HHS Said to Recommend Easing Federal Restrictions on Cannabis
WASHINGTON — Officials at the Department of Health and Human Services are reportedly recommending the easing of restrictions on cannabis, a move, if approved by federal law enforcement, that could usher in a new era for the burgeoning though still semi-illicit industry.
The suggestion, initially reported by Bloomberg, was relayed by HHS to the Drug Enforcement Administration in a letter sent to DEA Administrator Anne Milgram on Aug. 29.
According to the report, federal health officials are calling for cannabis to be reclassified as a Schedule 3 drug under the Controlled Substances Act.
At present, cannabis is classified as a Schedule 1 drug, making it illegal to sell or possess any amount of it under federal law.
This has significantly complicated life for the entrepreneurs who have started cannabis businesses in the wake of 23 states and the District of Columbia enacting laws regulating the nonmedical use of cannabis and a total of 38 states that have some kind of medical cannabis programs in place.
Among other things, the federal classification has made it impossible for states to tax cannabis earnings, and for banks to offer these businesses their services.
In October 2022, President Joe Biden directed HHS Secretary Xavier Becerra and Attorney General Merrick Garland to review how cannabis is scheduled and whether that scheduling actually makes any sense.
The HHS proposal, reportedly made by Assistant Secretary Rachel Levine, would state that cannabis has a “moderate to low potential for physical and psychological dependence.”
An HHS spokesperson confirmed a letter with the agency’s recommendation was sent to the DEA on Tuesday, and the DEA has confirmed its receipt.
Beyond that, administration officials are not commenting on its contents.
That didn’t stop Senate Majority Leader Chuck Schumer, D-N.Y., from applauding the move on Wednesday afternoon.
“HHS has done the right thing and DEA should now quickly follow through on this important step to greatly reduce the harm caused by draconian marijuana laws,” Schumer said in a written statement.
“While this is a step forward, there is still much more that needs to be done legislatively to end the federal prohibition on cannabis and roll back the war on drugs. I am committed to continuing to work in Congress to pass important marijuana legislation and criminal justice reform,” he said.
Sen. Ron Wyden, D-Ore., chairman of the Senate Finance Committee and a longtime advocate for legalization, also weighed in.

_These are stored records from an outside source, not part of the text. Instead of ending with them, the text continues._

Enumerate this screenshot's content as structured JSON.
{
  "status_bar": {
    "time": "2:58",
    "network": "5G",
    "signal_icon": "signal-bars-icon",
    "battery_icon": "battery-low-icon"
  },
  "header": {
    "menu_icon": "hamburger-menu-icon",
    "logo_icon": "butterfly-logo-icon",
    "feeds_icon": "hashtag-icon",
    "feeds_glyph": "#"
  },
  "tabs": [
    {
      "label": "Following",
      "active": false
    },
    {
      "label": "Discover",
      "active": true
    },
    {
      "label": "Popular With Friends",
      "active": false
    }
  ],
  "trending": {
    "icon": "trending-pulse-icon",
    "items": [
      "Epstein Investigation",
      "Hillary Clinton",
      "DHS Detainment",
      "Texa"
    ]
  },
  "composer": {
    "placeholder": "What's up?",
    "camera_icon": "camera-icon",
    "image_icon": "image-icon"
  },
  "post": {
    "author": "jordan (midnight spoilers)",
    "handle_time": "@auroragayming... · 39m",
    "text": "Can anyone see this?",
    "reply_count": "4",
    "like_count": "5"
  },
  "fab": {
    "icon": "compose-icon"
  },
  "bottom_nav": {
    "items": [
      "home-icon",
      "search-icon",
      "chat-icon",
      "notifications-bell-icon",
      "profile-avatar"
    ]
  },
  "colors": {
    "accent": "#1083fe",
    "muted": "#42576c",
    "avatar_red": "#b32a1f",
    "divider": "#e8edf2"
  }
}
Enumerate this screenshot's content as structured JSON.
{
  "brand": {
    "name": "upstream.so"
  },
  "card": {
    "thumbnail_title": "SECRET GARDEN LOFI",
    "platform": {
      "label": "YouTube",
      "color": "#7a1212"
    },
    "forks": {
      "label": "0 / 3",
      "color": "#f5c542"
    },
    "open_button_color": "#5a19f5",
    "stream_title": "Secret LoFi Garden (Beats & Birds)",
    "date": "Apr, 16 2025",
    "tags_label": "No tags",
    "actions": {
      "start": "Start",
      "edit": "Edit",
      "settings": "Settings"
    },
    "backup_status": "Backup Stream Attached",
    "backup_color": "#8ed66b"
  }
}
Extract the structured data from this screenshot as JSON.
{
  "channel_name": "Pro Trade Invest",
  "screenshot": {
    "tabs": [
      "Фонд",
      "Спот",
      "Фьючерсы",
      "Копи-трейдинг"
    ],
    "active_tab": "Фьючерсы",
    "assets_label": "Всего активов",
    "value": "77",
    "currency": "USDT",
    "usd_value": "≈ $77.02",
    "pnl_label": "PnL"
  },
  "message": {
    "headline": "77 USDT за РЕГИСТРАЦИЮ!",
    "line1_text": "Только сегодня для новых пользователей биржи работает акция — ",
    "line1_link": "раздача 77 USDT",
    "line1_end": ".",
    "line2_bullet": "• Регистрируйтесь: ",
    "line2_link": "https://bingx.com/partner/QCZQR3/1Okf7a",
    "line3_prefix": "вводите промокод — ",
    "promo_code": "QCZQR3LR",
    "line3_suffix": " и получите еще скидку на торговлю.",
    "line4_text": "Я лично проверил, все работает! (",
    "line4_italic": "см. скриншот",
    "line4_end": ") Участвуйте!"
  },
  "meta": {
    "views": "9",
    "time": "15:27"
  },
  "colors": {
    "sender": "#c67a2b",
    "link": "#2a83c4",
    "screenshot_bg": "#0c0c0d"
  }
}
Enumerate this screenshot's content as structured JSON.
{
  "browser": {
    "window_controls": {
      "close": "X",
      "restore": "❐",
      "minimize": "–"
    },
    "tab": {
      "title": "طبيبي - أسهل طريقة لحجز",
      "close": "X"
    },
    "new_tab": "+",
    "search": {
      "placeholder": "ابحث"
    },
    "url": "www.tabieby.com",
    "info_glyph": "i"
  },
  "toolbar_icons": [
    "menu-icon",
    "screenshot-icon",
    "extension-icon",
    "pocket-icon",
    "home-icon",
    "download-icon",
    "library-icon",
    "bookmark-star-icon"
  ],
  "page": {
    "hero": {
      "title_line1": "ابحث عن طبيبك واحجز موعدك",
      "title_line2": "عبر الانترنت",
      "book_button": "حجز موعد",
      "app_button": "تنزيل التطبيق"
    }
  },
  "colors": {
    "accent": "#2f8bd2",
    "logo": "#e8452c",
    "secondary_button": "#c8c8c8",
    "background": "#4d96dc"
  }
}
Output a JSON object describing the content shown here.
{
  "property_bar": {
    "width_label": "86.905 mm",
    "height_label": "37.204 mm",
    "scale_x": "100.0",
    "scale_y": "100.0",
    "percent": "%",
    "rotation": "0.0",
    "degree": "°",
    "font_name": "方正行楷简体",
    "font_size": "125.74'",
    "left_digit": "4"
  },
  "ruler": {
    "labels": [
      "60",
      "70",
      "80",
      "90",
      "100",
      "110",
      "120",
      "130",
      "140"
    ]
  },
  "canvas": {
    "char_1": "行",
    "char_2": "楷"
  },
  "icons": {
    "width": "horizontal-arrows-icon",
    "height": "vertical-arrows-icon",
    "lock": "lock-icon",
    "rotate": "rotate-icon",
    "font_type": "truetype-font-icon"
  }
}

“Ultimately, I believe that cannabis should be descheduled with strong federal regulations put in place to protect public health and safety — that’s why I introduced the Cannabis Administration and Opportunity Act with Leader Schumer and Sen. Cory Booker, D-N.J.,” Wyden said in a statement of his own.
“However, the recommendation of HHS to reschedule cannabis as a Schedule 3 drug is not inconsequential. If HHS’ recommendation is ultimately implemented, it will be a historic step for a nation whose cannabis policies have been out of touch with reality,” the senator said.
“At long last, barriers to much-needed research will be lifted and the inequitable 280E tax provision thrown in the trash can so that states’ legal cannabis businesses will no longer be treated like criminals and can deduct their business expenses just like any other small business,” he continued, adding, “Progress cannot stop here.
“The administration and my colleagues in Congress must do more to bring America’s cannabis policy into the 21st century, catch up with the states, and help undo the decades of harm caused by the failed war on drugs,” Wyden said.
Aaron Smith, CEO of the National Cannabis Industry Association, said in making its recommendation — which still must be adopted by the DEA and approved by the attorney general — the department is finally acknowledging decades of scientific data suggesting Schedule 1 status is inappropriate, but suggested it doesn’t go far enough.
“Moving cannabis to schedule 3 could have some limited benefit but does nothing to align federal law with the 38 U.S. states which have already effectively regulated cannabis for medical or adult use,” Smith said. “The only way to fully resolve the myriad of issues stemming from the federal conflict with state law is to remove cannabis from the Controlled Substances Act and regulate the product in a manner similar to alcohol.”
He went on to note that “the vast majority of Americans live in states with laws that depart from federal law on this issue and where thousands of regulated Main Street businesses are serving the legal cannabis market safely and responsibly.”
“It’s long past time for Congress to truly harmonize federal policy with those states,” Smith said.